__Exercise__
Scan the entries for lines with the word "this", then copy those lines.

__Input records__
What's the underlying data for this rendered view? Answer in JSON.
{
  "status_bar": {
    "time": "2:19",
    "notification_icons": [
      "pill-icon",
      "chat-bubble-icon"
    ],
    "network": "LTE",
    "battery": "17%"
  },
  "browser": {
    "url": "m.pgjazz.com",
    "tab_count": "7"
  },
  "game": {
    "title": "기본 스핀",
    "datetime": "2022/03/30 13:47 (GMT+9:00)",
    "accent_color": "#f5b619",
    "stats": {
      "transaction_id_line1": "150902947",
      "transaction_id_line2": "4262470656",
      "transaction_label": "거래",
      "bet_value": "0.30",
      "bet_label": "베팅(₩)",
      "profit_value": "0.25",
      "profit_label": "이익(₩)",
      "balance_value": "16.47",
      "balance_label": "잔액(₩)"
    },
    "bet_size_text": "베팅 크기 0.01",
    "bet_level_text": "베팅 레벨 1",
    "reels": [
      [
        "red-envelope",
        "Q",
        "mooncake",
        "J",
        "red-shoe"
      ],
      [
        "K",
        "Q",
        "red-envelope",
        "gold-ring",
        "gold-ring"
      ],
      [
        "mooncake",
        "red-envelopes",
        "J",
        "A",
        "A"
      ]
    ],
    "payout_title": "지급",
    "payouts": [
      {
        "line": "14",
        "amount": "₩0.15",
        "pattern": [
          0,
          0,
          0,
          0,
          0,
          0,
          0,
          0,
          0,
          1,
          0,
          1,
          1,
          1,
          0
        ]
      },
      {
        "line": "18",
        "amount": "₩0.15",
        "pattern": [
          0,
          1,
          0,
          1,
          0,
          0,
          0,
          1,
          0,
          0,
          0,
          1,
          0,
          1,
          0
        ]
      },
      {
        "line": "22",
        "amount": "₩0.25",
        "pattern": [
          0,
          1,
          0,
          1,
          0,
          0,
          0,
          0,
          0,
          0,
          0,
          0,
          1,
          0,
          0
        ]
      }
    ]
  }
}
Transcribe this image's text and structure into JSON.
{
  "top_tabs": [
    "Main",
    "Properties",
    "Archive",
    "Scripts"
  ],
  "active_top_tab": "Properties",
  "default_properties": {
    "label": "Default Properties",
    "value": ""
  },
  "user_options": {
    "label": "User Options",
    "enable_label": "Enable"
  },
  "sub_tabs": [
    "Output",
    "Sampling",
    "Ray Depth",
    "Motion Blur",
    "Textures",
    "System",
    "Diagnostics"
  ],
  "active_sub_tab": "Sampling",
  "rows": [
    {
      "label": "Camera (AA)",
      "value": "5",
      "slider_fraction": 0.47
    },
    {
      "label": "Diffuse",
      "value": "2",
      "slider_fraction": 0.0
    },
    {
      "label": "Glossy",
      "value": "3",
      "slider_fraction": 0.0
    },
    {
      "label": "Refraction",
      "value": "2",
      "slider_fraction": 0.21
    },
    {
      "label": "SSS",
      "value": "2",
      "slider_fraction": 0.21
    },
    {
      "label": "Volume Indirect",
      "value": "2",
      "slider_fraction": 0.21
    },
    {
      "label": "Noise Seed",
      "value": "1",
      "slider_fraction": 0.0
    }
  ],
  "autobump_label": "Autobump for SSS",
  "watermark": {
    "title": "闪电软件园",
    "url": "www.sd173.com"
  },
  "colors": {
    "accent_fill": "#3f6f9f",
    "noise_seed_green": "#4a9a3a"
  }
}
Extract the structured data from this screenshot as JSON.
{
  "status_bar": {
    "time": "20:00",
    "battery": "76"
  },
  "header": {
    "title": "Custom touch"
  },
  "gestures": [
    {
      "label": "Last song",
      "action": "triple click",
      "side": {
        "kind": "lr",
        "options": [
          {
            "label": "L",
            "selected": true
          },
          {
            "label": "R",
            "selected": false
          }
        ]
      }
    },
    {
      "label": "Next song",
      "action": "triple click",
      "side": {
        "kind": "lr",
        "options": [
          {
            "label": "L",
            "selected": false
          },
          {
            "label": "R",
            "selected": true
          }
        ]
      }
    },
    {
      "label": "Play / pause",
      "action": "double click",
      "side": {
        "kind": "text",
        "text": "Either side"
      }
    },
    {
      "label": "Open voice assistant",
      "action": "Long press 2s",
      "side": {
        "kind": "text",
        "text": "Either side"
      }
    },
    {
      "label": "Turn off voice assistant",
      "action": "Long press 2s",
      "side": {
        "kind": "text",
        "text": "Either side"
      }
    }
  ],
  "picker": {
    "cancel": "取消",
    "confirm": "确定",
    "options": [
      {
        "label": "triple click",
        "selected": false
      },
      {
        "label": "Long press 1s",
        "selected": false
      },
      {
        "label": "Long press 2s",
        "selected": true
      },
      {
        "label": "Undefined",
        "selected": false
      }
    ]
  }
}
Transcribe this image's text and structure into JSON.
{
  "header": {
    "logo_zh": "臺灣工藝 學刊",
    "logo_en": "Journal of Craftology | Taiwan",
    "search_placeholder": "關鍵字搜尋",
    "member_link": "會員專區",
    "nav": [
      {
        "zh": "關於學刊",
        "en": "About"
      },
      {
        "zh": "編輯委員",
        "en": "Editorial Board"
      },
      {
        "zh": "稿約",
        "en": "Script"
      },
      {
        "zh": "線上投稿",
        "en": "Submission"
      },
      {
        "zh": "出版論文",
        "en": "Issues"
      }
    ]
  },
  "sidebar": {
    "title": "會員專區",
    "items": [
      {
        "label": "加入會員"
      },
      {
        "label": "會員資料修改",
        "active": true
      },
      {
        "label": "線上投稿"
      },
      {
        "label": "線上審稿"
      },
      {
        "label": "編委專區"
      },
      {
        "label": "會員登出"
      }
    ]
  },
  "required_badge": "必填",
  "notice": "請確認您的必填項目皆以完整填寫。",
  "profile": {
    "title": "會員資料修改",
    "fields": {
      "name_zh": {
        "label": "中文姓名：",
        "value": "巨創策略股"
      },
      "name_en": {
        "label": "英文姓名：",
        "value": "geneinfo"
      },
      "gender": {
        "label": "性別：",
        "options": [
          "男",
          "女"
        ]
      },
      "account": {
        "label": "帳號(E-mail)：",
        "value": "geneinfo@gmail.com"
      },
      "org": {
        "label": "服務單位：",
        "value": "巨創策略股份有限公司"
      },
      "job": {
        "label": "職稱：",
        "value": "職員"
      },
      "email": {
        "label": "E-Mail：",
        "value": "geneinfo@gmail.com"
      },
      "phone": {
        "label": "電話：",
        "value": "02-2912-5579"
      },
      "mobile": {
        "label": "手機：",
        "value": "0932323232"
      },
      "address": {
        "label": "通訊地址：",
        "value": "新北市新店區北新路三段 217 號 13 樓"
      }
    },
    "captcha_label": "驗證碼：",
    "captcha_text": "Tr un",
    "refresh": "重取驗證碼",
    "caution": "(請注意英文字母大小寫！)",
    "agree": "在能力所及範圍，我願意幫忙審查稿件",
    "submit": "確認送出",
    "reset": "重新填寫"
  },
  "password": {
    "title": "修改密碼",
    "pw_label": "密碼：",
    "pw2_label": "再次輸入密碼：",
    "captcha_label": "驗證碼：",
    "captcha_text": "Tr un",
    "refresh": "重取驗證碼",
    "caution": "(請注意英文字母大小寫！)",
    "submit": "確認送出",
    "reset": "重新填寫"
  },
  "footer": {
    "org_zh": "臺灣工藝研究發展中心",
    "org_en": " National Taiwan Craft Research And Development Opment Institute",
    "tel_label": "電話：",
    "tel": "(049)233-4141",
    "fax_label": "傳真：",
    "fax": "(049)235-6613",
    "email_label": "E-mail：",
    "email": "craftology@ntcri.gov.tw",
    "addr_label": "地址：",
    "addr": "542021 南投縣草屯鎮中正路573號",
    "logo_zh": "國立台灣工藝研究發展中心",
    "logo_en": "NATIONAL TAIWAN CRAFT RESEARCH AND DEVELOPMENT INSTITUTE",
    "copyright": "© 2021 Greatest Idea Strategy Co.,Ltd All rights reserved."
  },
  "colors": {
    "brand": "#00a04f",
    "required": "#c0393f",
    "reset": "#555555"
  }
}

__Your response__
What's the underlying data for this rendered view? Answer in JSON.
Transcribe this image's text and structure into JSON.
Extract the structured data from this screenshot as JSON.
Transcribe this image's text and structure into JSON.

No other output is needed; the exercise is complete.